Start of Block
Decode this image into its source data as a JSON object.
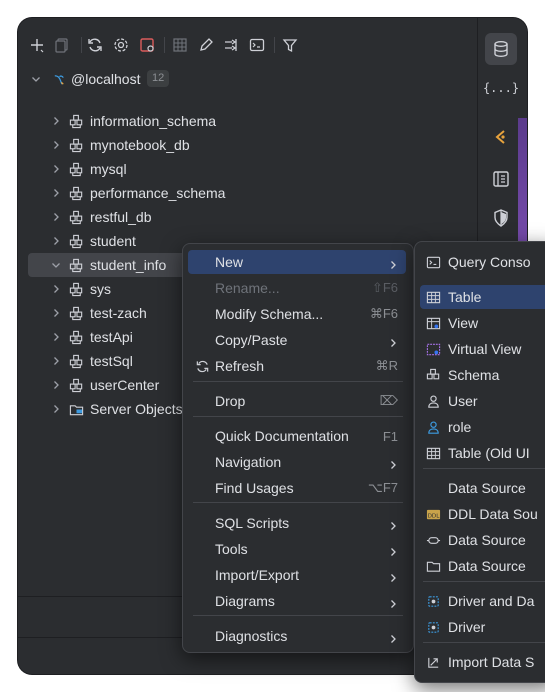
{
  "toolbar": {
    "icons": [
      "add-icon",
      "duplicate-icon",
      "refresh-icon",
      "settings-icon",
      "stop-icon",
      "table-icon",
      "edit-icon",
      "jump-icon",
      "console-icon",
      "filter-icon"
    ]
  },
  "tree": {
    "root": {
      "label": "@localhost",
      "badge": "12"
    },
    "items": [
      {
        "label": "information_schema"
      },
      {
        "label": "mynotebook_db"
      },
      {
        "label": "mysql"
      },
      {
        "label": "performance_schema"
      },
      {
        "label": "restful_db"
      },
      {
        "label": "student"
      },
      {
        "label": "student_info"
      },
      {
        "label": "sys"
      },
      {
        "label": "test-zach"
      },
      {
        "label": "testApi"
      },
      {
        "label": "testSql"
      },
      {
        "label": "userCenter"
      },
      {
        "label": "Server Objects"
      }
    ]
  },
  "sidebar": {
    "items": [
      "database-icon",
      "json-icon",
      "ai-assistant-icon",
      "notebook-icon",
      "shield-icon"
    ],
    "json_label": "{...}"
  },
  "context_menu": {
    "items": [
      {
        "label": "New",
        "shortcut": "",
        "submenu": true,
        "disabled": false
      },
      {
        "label": "Rename...",
        "shortcut": "⇧F6",
        "submenu": false,
        "disabled": true
      },
      {
        "label": "Modify Schema...",
        "shortcut": "⌘F6",
        "submenu": false,
        "disabled": false
      },
      {
        "label": "Copy/Paste",
        "shortcut": "",
        "submenu": true,
        "disabled": false
      },
      {
        "label": "Refresh",
        "shortcut": "⌘R",
        "submenu": false,
        "disabled": false
      },
      {
        "label": "Drop",
        "shortcut": "⌦",
        "submenu": false,
        "disabled": false
      },
      {
        "label": "Quick Documentation",
        "shortcut": "F1",
        "submenu": false,
        "disabled": false
      },
      {
        "label": "Navigation",
        "shortcut": "",
        "submenu": true,
        "disabled": false
      },
      {
        "label": "Find Usages",
        "shortcut": "⌥F7",
        "submenu": false,
        "disabled": false
      },
      {
        "label": "SQL Scripts",
        "shortcut": "",
        "submenu": true,
        "disabled": false
      },
      {
        "label": "Tools",
        "shortcut": "",
        "submenu": true,
        "disabled": false
      },
      {
        "label": "Import/Export",
        "shortcut": "",
        "submenu": true,
        "disabled": false
      },
      {
        "label": "Diagrams",
        "shortcut": "",
        "submenu": true,
        "disabled": false
      },
      {
        "label": "Diagnostics",
        "shortcut": "",
        "submenu": true,
        "disabled": false
      }
    ]
  },
  "submenu": {
    "items": [
      {
        "label": "Query Conso",
        "icon": "console-icon"
      },
      {
        "label": "Table",
        "icon": "table-icon"
      },
      {
        "label": "View",
        "icon": "view-icon"
      },
      {
        "label": "Virtual View",
        "icon": "virtual-view-icon"
      },
      {
        "label": "Schema",
        "icon": "schema-icon"
      },
      {
        "label": "User",
        "icon": "user-icon"
      },
      {
        "label": "role",
        "icon": "role-icon"
      },
      {
        "label": "Table (Old UI",
        "icon": "table-old-icon"
      },
      {
        "label": "Data Source",
        "icon": ""
      },
      {
        "label": "DDL Data Sou",
        "icon": "ddl-icon"
      },
      {
        "label": "Data Source",
        "icon": "data-source-url-icon"
      },
      {
        "label": "Data Source",
        "icon": "folder-icon"
      },
      {
        "label": "Driver and Da",
        "icon": "driver-data-source-icon"
      },
      {
        "label": "Driver",
        "icon": "driver-icon"
      },
      {
        "label": "Import Data S",
        "icon": "import-icon"
      }
    ]
  },
  "colors": {
    "background": "#2b2d30",
    "selection": "#43454a",
    "menu_highlight": "#2e436e",
    "text": "#dfe1e5",
    "accent_blue": "#3574f0"
  }
}
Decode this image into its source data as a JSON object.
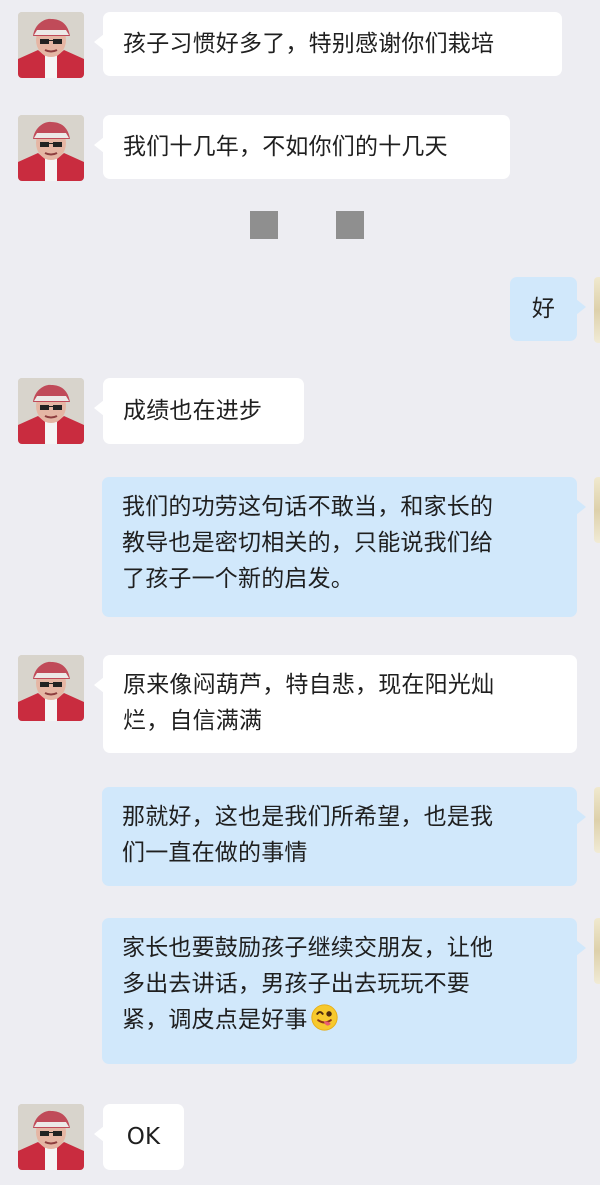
{
  "messages": [
    {
      "side": "left",
      "text": "孩子习惯好多了，特别感谢你们栽培"
    },
    {
      "side": "left",
      "text": "我们十几年，不如你们的十几天"
    },
    {
      "side": "right",
      "text": "好"
    },
    {
      "side": "left",
      "text": "成绩也在进步"
    },
    {
      "side": "right",
      "lines": [
        "我们的功劳这句话不敢当，和家长的",
        "教导也是密切相关的，只能说我们给",
        "了孩子一个新的启发。"
      ]
    },
    {
      "side": "left",
      "lines": [
        "原来像闷葫芦，特自悲，现在阳光灿",
        "烂，自信满满"
      ]
    },
    {
      "side": "right",
      "lines": [
        "那就好，这也是我们所希望，也是我",
        "们一直在做的事情"
      ]
    },
    {
      "side": "right",
      "lines": [
        "家长也要鼓励孩子继续交朋友，让他",
        "多出去讲话，男孩子出去玩玩不要",
        "紧，调皮点是好事"
      ],
      "emoji": "winking-tongue-emoji"
    },
    {
      "side": "left",
      "text": "OK"
    }
  ],
  "colors": {
    "background": "#ededf2",
    "left_bubble": "#ffffff",
    "right_bubble": "#d1e8fb",
    "placeholder_square": "#8f8f8f"
  }
}
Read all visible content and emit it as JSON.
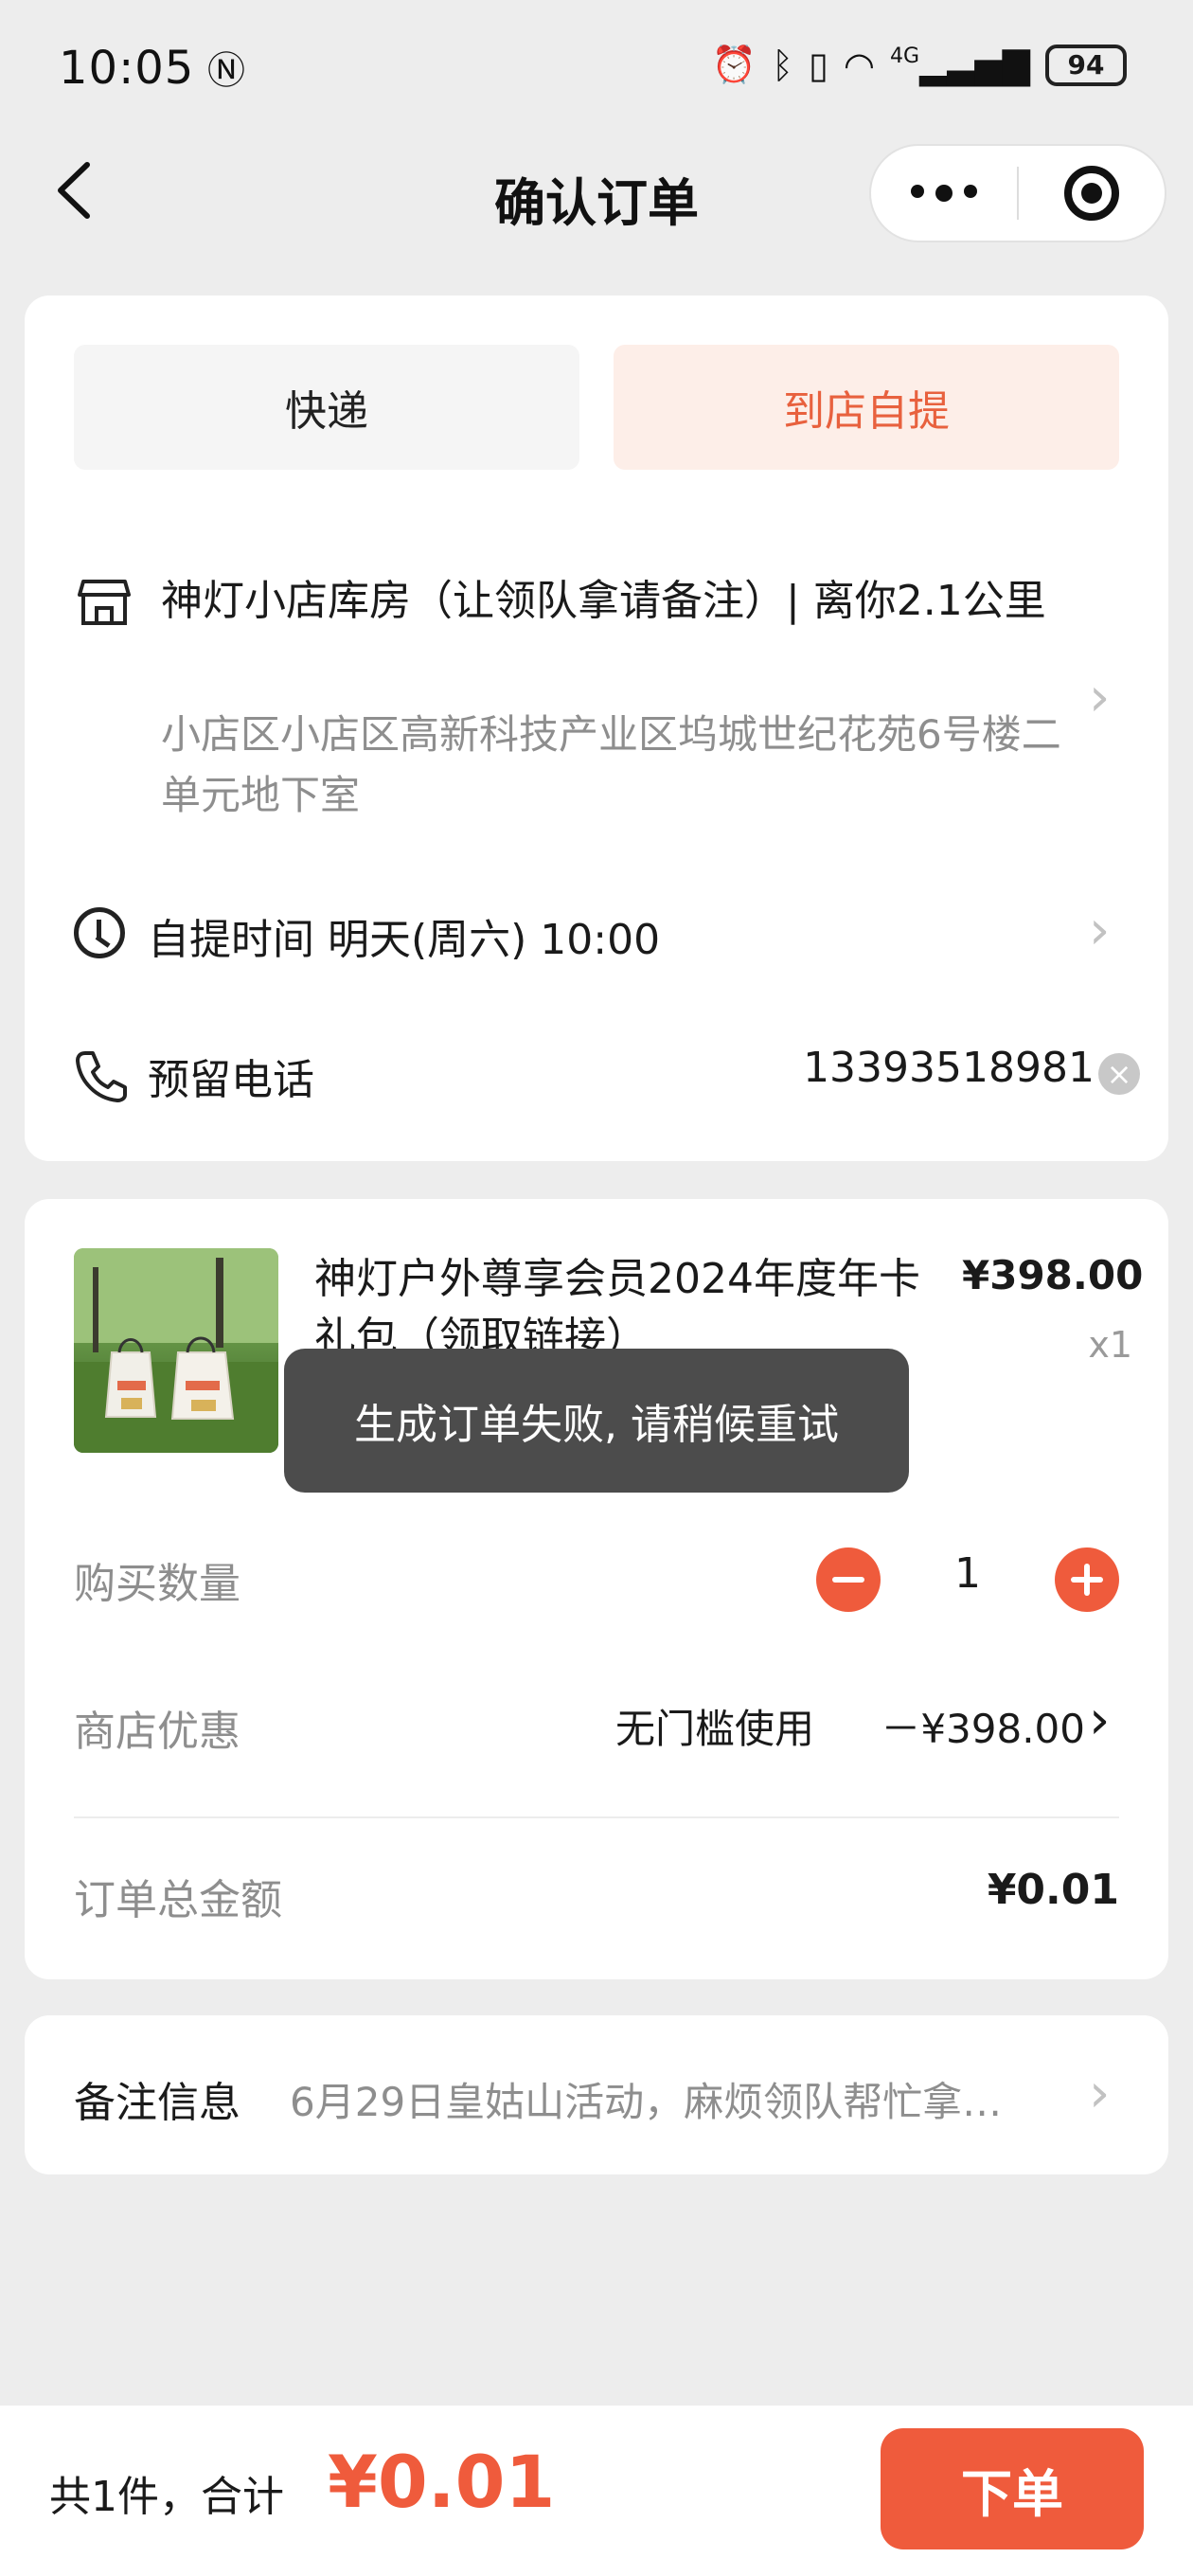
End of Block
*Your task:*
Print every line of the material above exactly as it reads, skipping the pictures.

*Reply to the task:*
Decode this image into its source data as a JSON object.
{
  "toolbar": {
    "icons": [
      "add-icon",
      "duplicate-icon",
      "refresh-icon",
      "settings-icon",
      "stop-icon",
      "table-icon",
      "edit-icon",
      "jump-icon",
      "console-icon",
      "filter-icon"
    ]
  },
  "tree": {
    "root": {
      "label": "@localhost",
      "badge": "12"
    },
    "items": [
      {
        "label": "information_schema"
      },
      {
        "label": "mynotebook_db"
      },
      {
        "label": "mysql"
      },
      {
        "label": "performance_schema"
      },
      {
        "label": "restful_db"
      },
      {
        "label": "student"
      },
      {
        "label": "student_info"
      },
      {
        "label": "sys"
      },
      {
        "label": "test-zach"
      },
      {
        "label": "testApi"
      },
      {
        "label": "testSql"
      },
      {
        "label": "userCenter"
      },
      {
        "label": "Server Objects"
      }
    ]
  },
  "sidebar": {
    "items": [
      "database-icon",
      "json-icon",
      "ai-assistant-icon",
      "notebook-icon",
      "shield-icon"
    ],
    "json_label": "{...}"
  },
  "context_menu": {
    "items": [
      {
        "label": "New",
        "shortcut": "",
        "submenu": true,
        "disabled": false
      },
      {
        "label": "Rename...",
        "shortcut": "⇧F6",
        "submenu": false,
        "disabled": true
      },
      {
        "label": "Modify Schema...",
        "shortcut": "⌘F6",
        "submenu": false,
        "disabled": false
      },
      {
        "label": "Copy/Paste",
        "shortcut": "",
        "submenu": true,
        "disabled": false
      },
      {
        "label": "Refresh",
        "shortcut": "⌘R",
        "submenu": false,
        "disabled": false
      },
      {
        "label": "Drop",
        "shortcut": "⌦",
        "submenu": false,
        "disabled": false
      },
      {
        "label": "Quick Documentation",
        "shortcut": "F1",
        "submenu": false,
        "disabled": false
      },
      {
        "label": "Navigation",
        "shortcut": "",
        "submenu": true,
        "disabled": false
      },
      {
        "label": "Find Usages",
        "shortcut": "⌥F7",
        "submenu": false,
        "disabled": false
      },
      {
        "label": "SQL Scripts",
        "shortcut": "",
        "submenu": true,
        "disabled": false
      },
      {
        "label": "Tools",
        "shortcut": "",
        "submenu": true,
        "disabled": false
      },
      {
        "label": "Import/Export",
        "shortcut": "",
        "submenu": true,
        "disabled": false
      },
      {
        "label": "Diagrams",
        "shortcut": "",
        "submenu": true,
        "disabled": false
      },
      {
        "label": "Diagnostics",
        "shortcut": "",
        "submenu": true,
        "disabled": false
      }
    ]
  },
  "submenu": {
    "items": [
      {
        "label": "Query Conso",
        "icon": "console-icon"
      },
      {
        "label": "Table",
        "icon": "table-icon"
      },
      {
        "label": "View",
        "icon": "view-icon"
      },
      {
        "label": "Virtual View",
        "icon": "virtual-view-icon"
      },
      {
        "label": "Schema",
        "icon": "schema-icon"
      },
      {
        "label": "User",
        "icon": "user-icon"
      },
      {
        "label": "role",
        "icon": "role-icon"
      },
      {
        "label": "Table (Old UI",
        "icon": "table-old-icon"
      },
      {
        "label": "Data Source",
        "icon": ""
      },
      {
        "label": "DDL Data Sou",
        "icon": "ddl-icon"
      },
      {
        "label": "Data Source",
        "icon": "data-source-url-icon"
      },
      {
        "label": "Data Source",
        "icon": "folder-icon"
      },
      {
        "label": "Driver and Da",
        "icon": "driver-data-source-icon"
      },
      {
        "label": "Driver",
        "icon": "driver-icon"
      },
      {
        "label": "Import Data S",
        "icon": "import-icon"
      }
    ]
  },
  "colors": {
    "background": "#2b2d30",
    "selection": "#43454a",
    "menu_highlight": "#2e436e",
    "text": "#dfe1e5",
    "accent_blue": "#3574f0"
  }
}
Decode this image into its source data as a JSON object.
{
  "messages": [
    {
      "side": "left",
      "text": "孩子习惯好多了，特别感谢你们栽培"
    },
    {
      "side": "left",
      "text": "我们十几年，不如你们的十几天"
    },
    {
      "side": "right",
      "text": "好"
    },
    {
      "side": "left",
      "text": "成绩也在进步"
    },
    {
      "side": "right",
      "lines": [
        "我们的功劳这句话不敢当，和家长的",
        "教导也是密切相关的，只能说我们给",
        "了孩子一个新的启发。"
      ]
    },
    {
      "side": "left",
      "lines": [
        "原来像闷葫芦，特自悲，现在阳光灿",
        "烂，自信满满"
      ]
    },
    {
      "side": "right",
      "lines": [
        "那就好，这也是我们所希望，也是我",
        "们一直在做的事情"
      ]
    },
    {
      "side": "right",
      "lines": [
        "家长也要鼓励孩子继续交朋友，让他",
        "多出去讲话，男孩子出去玩玩不要",
        "紧，调皮点是好事"
      ],
      "emoji": "winking-tongue-emoji"
    },
    {
      "side": "left",
      "text": "OK"
    }
  ],
  "colors": {
    "background": "#ededf2",
    "left_bubble": "#ffffff",
    "right_bubble": "#d1e8fb",
    "placeholder_square": "#8f8f8f"
  }
}
Read all visible content and emit it as JSON.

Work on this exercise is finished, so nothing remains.